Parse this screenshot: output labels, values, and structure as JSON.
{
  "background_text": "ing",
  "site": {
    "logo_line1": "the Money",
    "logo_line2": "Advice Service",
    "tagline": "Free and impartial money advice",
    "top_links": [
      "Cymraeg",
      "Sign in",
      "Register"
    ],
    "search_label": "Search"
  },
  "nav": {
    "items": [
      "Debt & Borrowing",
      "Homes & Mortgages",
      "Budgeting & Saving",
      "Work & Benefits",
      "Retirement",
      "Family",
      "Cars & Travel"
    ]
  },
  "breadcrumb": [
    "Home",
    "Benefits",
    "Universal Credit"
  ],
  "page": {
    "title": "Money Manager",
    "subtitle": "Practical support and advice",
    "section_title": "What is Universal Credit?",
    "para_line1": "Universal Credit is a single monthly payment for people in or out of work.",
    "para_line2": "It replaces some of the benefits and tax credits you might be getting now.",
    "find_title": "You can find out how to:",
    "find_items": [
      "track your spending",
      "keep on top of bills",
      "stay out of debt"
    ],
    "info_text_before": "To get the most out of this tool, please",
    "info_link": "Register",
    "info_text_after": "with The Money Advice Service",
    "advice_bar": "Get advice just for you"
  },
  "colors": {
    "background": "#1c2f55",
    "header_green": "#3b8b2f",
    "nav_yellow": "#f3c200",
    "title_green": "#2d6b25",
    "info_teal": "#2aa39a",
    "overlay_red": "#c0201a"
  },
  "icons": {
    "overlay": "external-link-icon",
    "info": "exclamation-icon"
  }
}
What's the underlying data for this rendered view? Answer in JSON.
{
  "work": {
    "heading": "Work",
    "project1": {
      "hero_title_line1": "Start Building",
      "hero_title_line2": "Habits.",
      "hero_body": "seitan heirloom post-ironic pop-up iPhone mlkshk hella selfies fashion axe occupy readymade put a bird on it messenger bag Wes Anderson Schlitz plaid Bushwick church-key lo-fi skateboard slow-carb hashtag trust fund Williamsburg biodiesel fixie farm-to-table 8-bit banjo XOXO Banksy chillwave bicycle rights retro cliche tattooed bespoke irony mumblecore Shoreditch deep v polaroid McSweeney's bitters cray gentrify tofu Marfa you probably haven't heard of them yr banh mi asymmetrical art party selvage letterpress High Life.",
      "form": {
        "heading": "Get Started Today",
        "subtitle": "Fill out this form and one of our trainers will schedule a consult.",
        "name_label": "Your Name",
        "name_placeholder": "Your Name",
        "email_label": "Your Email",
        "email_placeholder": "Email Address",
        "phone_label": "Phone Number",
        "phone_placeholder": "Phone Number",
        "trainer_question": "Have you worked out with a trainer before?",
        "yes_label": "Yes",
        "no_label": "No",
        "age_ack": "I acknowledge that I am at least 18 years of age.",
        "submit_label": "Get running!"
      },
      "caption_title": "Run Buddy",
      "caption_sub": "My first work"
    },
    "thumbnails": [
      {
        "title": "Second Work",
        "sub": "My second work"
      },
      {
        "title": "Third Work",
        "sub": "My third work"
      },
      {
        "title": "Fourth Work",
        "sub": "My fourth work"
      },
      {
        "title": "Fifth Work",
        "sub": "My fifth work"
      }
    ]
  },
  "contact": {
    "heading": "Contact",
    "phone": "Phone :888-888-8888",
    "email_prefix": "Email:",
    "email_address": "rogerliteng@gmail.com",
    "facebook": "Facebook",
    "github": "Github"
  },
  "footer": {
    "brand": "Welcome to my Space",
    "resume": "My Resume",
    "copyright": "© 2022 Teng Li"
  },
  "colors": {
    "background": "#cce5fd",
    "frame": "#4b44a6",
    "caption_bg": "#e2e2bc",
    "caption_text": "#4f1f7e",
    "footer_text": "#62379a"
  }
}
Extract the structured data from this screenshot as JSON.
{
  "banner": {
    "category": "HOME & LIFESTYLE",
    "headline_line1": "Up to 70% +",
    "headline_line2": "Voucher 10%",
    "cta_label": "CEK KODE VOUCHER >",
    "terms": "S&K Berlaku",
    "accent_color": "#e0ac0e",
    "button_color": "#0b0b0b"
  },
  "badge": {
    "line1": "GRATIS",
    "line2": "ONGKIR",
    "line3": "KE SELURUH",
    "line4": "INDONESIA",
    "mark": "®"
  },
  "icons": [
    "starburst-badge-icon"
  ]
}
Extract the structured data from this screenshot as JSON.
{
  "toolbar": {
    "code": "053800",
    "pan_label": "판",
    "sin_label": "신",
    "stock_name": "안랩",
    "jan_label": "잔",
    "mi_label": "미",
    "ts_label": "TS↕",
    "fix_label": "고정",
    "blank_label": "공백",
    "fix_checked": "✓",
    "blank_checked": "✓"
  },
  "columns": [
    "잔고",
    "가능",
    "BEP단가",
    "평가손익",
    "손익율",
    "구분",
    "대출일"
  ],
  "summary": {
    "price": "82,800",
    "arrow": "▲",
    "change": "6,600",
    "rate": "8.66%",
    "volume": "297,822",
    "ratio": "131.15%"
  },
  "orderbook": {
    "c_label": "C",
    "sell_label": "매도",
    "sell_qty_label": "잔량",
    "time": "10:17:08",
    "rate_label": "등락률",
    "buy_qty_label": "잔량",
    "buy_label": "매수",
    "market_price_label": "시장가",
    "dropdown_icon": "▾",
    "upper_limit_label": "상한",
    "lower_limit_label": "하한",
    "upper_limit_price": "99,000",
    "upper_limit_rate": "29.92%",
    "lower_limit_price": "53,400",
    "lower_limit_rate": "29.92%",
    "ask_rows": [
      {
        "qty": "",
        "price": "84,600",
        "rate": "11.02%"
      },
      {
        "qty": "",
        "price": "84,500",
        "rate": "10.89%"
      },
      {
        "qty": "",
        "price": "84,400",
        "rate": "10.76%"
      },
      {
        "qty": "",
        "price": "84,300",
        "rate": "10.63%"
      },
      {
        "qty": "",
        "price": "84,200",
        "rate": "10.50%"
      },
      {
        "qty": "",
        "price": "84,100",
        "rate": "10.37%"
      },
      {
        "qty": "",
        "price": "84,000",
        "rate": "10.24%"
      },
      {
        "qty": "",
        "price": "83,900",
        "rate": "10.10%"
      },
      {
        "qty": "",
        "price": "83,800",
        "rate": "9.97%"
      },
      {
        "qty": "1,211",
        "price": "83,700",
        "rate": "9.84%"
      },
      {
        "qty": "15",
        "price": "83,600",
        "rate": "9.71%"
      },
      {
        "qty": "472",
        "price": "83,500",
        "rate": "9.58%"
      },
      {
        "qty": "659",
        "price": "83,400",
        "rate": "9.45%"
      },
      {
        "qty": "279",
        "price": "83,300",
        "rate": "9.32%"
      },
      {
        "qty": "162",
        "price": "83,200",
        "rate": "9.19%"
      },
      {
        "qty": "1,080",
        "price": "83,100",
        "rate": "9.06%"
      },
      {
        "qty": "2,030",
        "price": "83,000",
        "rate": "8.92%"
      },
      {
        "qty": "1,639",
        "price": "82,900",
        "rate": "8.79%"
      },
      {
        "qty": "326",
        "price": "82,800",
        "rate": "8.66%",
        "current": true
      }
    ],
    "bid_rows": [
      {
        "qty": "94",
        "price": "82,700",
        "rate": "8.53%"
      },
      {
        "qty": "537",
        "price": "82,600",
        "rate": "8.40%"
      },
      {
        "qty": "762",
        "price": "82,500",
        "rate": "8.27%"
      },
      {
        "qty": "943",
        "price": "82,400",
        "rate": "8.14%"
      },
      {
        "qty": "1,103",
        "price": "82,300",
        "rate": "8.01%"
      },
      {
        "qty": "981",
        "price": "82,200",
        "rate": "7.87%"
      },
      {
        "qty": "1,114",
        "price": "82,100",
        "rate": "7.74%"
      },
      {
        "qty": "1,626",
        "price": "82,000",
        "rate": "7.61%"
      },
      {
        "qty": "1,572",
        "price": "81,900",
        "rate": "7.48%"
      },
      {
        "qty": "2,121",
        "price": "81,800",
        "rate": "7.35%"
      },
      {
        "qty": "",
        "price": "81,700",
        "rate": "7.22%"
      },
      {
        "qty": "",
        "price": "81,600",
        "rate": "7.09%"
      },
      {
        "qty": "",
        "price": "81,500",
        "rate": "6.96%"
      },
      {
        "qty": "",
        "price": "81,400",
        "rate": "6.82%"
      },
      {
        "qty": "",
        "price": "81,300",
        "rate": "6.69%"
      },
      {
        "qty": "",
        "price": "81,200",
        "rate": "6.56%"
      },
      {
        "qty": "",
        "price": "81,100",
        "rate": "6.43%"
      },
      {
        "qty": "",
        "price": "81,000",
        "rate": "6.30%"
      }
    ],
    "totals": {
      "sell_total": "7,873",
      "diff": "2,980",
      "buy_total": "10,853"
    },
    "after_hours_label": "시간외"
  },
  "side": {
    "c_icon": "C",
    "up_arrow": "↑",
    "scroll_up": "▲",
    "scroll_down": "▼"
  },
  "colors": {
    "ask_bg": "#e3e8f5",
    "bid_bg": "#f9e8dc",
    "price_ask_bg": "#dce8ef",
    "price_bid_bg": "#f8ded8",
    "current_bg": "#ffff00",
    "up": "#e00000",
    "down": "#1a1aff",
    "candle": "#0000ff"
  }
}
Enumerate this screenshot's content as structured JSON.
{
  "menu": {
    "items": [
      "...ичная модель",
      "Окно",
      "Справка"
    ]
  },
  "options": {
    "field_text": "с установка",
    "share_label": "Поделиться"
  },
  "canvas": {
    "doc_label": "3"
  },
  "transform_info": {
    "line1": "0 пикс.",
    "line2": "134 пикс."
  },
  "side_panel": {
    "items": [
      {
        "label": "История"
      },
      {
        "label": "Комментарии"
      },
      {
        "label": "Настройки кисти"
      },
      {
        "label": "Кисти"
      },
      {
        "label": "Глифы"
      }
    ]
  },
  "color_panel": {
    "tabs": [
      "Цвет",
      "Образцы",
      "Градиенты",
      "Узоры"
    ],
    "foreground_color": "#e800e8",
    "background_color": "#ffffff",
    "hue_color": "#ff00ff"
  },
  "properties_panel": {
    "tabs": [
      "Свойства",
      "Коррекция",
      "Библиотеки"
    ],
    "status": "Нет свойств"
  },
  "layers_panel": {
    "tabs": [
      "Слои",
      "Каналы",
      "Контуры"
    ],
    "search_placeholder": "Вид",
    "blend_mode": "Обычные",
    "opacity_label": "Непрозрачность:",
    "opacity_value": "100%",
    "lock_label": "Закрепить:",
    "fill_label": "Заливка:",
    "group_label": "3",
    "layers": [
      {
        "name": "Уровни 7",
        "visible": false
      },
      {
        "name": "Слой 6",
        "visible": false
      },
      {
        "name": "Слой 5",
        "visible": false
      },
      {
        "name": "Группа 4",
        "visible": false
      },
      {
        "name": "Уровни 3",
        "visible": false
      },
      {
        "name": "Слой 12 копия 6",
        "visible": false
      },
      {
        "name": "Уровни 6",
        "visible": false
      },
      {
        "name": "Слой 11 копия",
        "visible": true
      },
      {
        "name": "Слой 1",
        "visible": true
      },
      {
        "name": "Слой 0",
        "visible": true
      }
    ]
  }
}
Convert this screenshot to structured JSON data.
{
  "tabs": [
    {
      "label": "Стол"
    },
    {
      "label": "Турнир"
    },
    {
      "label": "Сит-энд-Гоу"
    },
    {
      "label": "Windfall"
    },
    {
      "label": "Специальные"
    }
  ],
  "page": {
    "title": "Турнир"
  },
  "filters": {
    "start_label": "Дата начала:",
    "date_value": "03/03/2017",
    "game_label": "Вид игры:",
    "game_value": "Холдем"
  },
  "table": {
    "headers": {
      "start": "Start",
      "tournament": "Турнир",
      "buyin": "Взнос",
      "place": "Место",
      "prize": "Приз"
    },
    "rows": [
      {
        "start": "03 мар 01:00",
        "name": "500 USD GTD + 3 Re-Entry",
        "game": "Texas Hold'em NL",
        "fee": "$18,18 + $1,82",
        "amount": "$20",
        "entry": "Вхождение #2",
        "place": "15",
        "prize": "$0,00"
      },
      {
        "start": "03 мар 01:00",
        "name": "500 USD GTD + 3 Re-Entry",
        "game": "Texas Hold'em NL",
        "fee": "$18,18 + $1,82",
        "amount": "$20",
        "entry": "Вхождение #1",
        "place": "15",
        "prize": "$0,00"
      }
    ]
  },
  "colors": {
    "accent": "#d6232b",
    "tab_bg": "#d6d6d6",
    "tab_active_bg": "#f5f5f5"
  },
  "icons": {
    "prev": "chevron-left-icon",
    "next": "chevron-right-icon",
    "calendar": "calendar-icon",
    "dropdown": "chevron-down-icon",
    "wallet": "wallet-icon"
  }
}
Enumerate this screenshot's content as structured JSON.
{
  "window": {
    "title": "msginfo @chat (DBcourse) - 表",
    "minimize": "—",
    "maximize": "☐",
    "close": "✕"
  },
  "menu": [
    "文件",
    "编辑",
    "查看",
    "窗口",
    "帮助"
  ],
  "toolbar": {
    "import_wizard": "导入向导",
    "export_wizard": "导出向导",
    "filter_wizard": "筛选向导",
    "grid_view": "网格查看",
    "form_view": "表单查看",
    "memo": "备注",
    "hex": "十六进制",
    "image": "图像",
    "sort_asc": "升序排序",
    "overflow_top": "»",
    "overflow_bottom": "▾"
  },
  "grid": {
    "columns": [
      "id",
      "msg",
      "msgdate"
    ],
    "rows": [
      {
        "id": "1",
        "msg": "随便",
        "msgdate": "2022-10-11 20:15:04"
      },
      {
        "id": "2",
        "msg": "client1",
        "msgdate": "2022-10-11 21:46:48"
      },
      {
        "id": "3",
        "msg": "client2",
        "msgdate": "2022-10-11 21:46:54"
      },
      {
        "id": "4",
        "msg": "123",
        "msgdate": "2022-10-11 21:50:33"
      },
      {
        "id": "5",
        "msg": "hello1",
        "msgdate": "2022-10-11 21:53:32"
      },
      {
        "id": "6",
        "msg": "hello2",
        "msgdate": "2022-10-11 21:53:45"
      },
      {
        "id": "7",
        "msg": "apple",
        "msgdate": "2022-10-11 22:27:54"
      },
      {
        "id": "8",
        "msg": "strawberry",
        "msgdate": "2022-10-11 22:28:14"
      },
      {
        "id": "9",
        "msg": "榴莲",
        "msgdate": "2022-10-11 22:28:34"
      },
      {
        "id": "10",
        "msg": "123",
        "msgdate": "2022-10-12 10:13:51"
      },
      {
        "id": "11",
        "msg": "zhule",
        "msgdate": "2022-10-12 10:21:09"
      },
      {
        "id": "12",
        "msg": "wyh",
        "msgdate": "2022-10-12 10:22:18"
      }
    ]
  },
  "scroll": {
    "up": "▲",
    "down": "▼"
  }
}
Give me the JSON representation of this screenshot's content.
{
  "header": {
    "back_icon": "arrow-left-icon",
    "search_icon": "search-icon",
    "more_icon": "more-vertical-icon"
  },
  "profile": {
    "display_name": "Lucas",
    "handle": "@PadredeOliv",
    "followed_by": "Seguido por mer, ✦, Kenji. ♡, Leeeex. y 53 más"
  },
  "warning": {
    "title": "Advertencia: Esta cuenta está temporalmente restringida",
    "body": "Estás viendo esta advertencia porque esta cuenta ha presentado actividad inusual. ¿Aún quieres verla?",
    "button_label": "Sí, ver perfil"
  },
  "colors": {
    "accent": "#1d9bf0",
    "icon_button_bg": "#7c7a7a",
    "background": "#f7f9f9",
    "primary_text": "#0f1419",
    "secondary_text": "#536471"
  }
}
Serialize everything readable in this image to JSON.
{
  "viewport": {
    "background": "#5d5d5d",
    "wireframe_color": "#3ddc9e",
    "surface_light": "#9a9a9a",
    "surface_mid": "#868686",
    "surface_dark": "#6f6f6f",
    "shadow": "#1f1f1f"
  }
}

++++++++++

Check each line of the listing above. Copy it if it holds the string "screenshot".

• Reply to the exercise:
Parse this screenshot: output labels, values, and structure as JSON.
Extract the structured data from this screenshot as JSON.
Extract the structured data from this screenshot as JSON.
Enumerate this screenshot's content as structured JSON.
Convert this screenshot to structured JSON data.
Enumerate this screenshot's content as structured JSON.
Give me the JSON representation of this screenshot's content.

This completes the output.